About this exercise: Restate every record exactly as it is written, while omitting the pictures it holds.

↓

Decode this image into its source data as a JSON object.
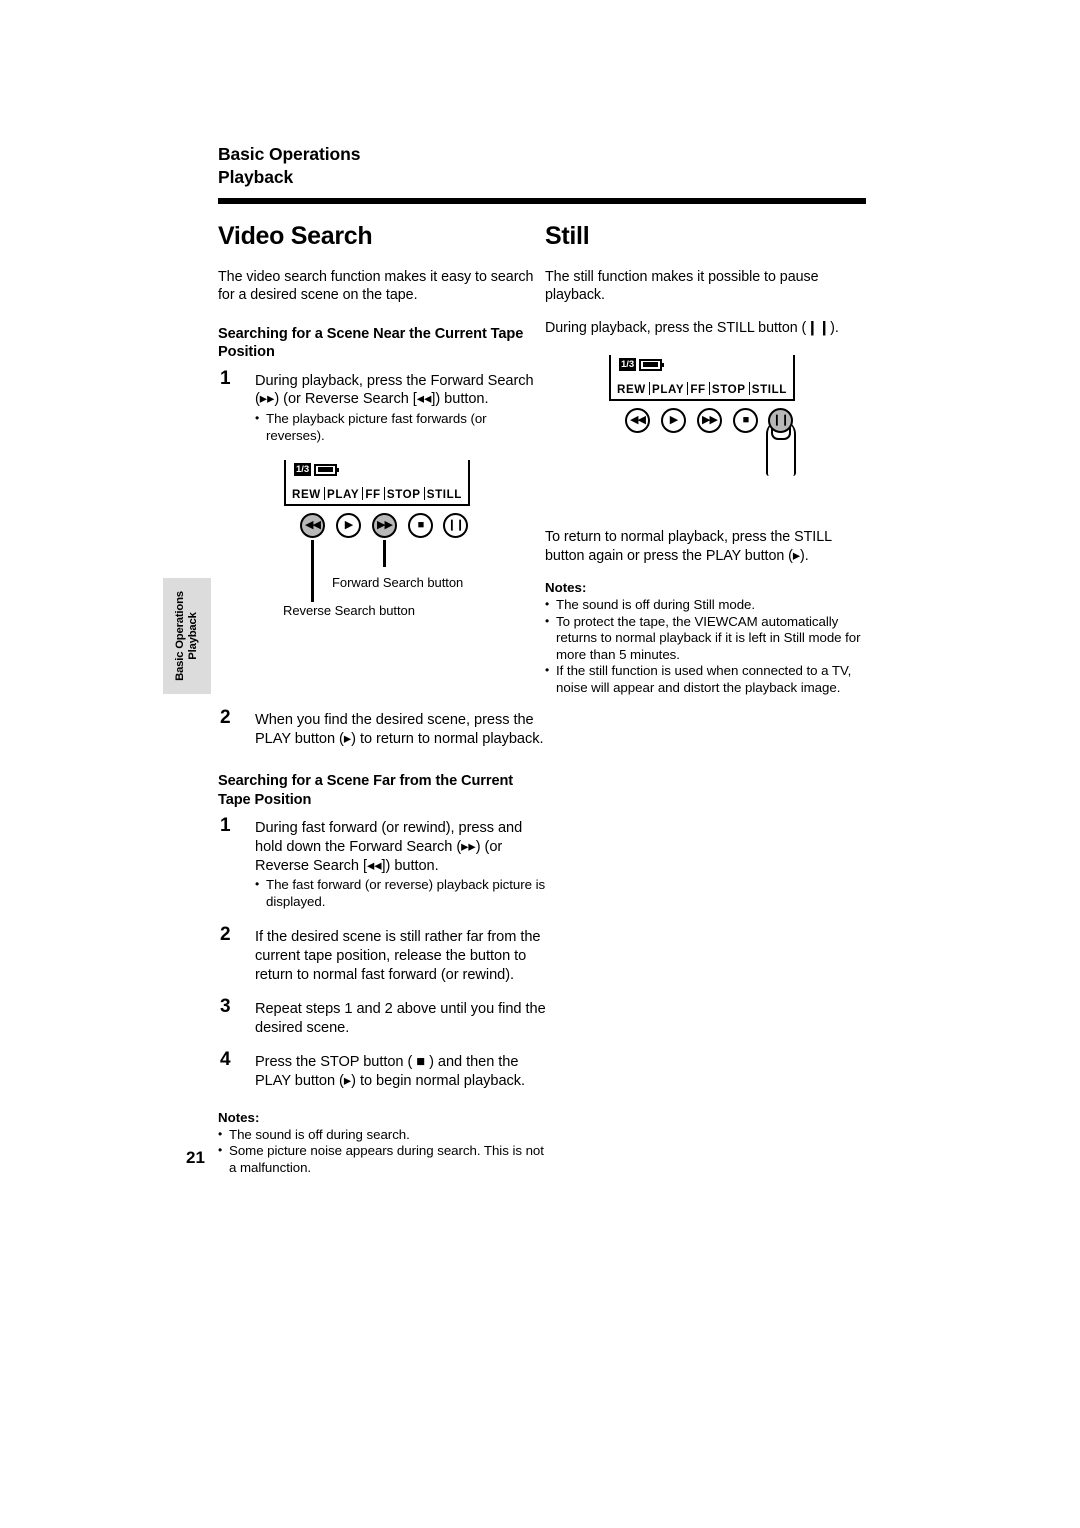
{
  "header": {
    "line1": "Basic Operations",
    "line2": "Playback"
  },
  "side_tab": {
    "line1": "Basic Operations",
    "line2": "Playback"
  },
  "page_number": "21",
  "left_column": {
    "title": "Video Search",
    "intro": "The video search function makes it easy to search for a desired scene on the tape.",
    "sub1_title": "Searching for a Scene Near the Current Tape Position",
    "step1": {
      "num": "1",
      "text": "During playback, press the Forward Search (▸▸) (or Reverse Search [◂◂]) button.",
      "bullet": "The playback picture fast forwards (or reverses)."
    },
    "diagram": {
      "status_fraction": "1/3",
      "battery_icon": "battery-icon",
      "labels": [
        "REW",
        "PLAY",
        "FF",
        "STOP",
        "STILL"
      ],
      "buttons": [
        "rewind-button",
        "play-button",
        "fast-forward-button",
        "stop-button",
        "still-button"
      ],
      "callout_forward": "Forward Search button",
      "callout_reverse": "Reverse Search button"
    },
    "step2": {
      "num": "2",
      "text": "When you find the desired scene, press the PLAY button (▸) to return to normal playback."
    },
    "sub2_title": "Searching for a Scene Far from the Current Tape Position",
    "step3": {
      "num": "1",
      "text": "During fast forward (or rewind), press and hold down the Forward Search (▸▸) (or Reverse Search [◂◂]) button.",
      "bullet": "The fast forward (or reverse) playback picture is displayed."
    },
    "step4": {
      "num": "2",
      "text": "If the desired scene is still rather far from the current tape position, release the button to return to normal fast forward (or rewind)."
    },
    "step5": {
      "num": "3",
      "text": "Repeat steps 1 and 2 above until you find the desired scene."
    },
    "step6": {
      "num": "4",
      "text": "Press the STOP button ( ■ ) and then the PLAY button (▸) to begin normal playback."
    },
    "notes_title": "Notes:",
    "notes": [
      "The sound is off during search.",
      "Some picture noise appears during search. This is not a malfunction."
    ]
  },
  "right_column": {
    "title": "Still",
    "intro": "The still function makes it possible to pause playback.",
    "instruction": "During playback, press the STILL button (❙❙).",
    "diagram": {
      "status_fraction": "1/3",
      "battery_icon": "battery-icon",
      "labels": [
        "REW",
        "PLAY",
        "FF",
        "STOP",
        "STILL"
      ],
      "buttons": [
        "rewind-button",
        "play-button",
        "fast-forward-button",
        "stop-button",
        "still-button"
      ],
      "finger": "finger-pressing-still-button"
    },
    "return_text": "To return to normal playback, press the STILL button again or press the PLAY button (▸).",
    "notes_title": "Notes:",
    "notes": [
      "The sound is off during Still mode.",
      "To protect the tape, the VIEWCAM automatically returns to normal playback if it is left in Still mode for more than 5 minutes.",
      "If the still function is used when connected to a TV, noise will appear and distort the playback image."
    ]
  }
}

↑

Task response:
Decode this image into its source data as a JSON object.
{
  "header": {
    "line1": "Basic Operations",
    "line2": "Playback"
  },
  "side_tab": {
    "line1": "Basic Operations",
    "line2": "Playback"
  },
  "page_number": "21",
  "left_column": {
    "title": "Video Search",
    "intro": "The video search function makes it easy to search for a desired scene on the tape.",
    "sub1_title": "Searching for a Scene Near the Current Tape Position",
    "step1": {
      "num": "1",
      "text": "During playback, press the Forward Search (▸▸) (or Reverse Search [◂◂]) button.",
      "bullet": "The playback picture fast forwards (or reverses)."
    },
    "diagram": {
      "status_fraction": "1/3",
      "battery_icon": "battery-icon",
      "labels": [
        "REW",
        "PLAY",
        "FF",
        "STOP",
        "STILL"
      ],
      "buttons": [
        "rewind-button",
        "play-button",
        "fast-forward-button",
        "stop-button",
        "still-button"
      ],
      "callout_forward": "Forward Search button",
      "callout_reverse": "Reverse Search button"
    },
    "step2": {
      "num": "2",
      "text": "When you find the desired scene, press the PLAY button (▸) to return to normal playback."
    },
    "sub2_title": "Searching for a Scene Far from the Current Tape Position",
    "step3": {
      "num": "1",
      "text": "During fast forward (or rewind), press and hold down the Forward Search (▸▸) (or Reverse Search [◂◂]) button.",
      "bullet": "The fast forward (or reverse) playback picture is displayed."
    },
    "step4": {
      "num": "2",
      "text": "If the desired scene is still rather far from the current tape position, release the button to return to normal fast forward (or rewind)."
    },
    "step5": {
      "num": "3",
      "text": "Repeat steps 1 and 2 above until you find the desired scene."
    },
    "step6": {
      "num": "4",
      "text": "Press the STOP button ( ■ ) and then the PLAY button (▸) to begin normal playback."
    },
    "notes_title": "Notes:",
    "notes": [
      "The sound is off during search.",
      "Some picture noise appears during search. This is not a malfunction."
    ]
  },
  "right_column": {
    "title": "Still",
    "intro": "The still function makes it possible to pause playback.",
    "instruction": "During playback, press the STILL button (❙❙).",
    "diagram": {
      "status_fraction": "1/3",
      "battery_icon": "battery-icon",
      "labels": [
        "REW",
        "PLAY",
        "FF",
        "STOP",
        "STILL"
      ],
      "buttons": [
        "rewind-button",
        "play-button",
        "fast-forward-button",
        "stop-button",
        "still-button"
      ],
      "finger": "finger-pressing-still-button"
    },
    "return_text": "To return to normal playback, press the STILL button again or press the PLAY button (▸).",
    "notes_title": "Notes:",
    "notes": [
      "The sound is off during Still mode.",
      "To protect the tape, the VIEWCAM automatically returns to normal playback if it is left in Still mode for more than 5 minutes.",
      "If the still function is used when connected to a TV, noise will appear and distort the playback image."
    ]
  }
}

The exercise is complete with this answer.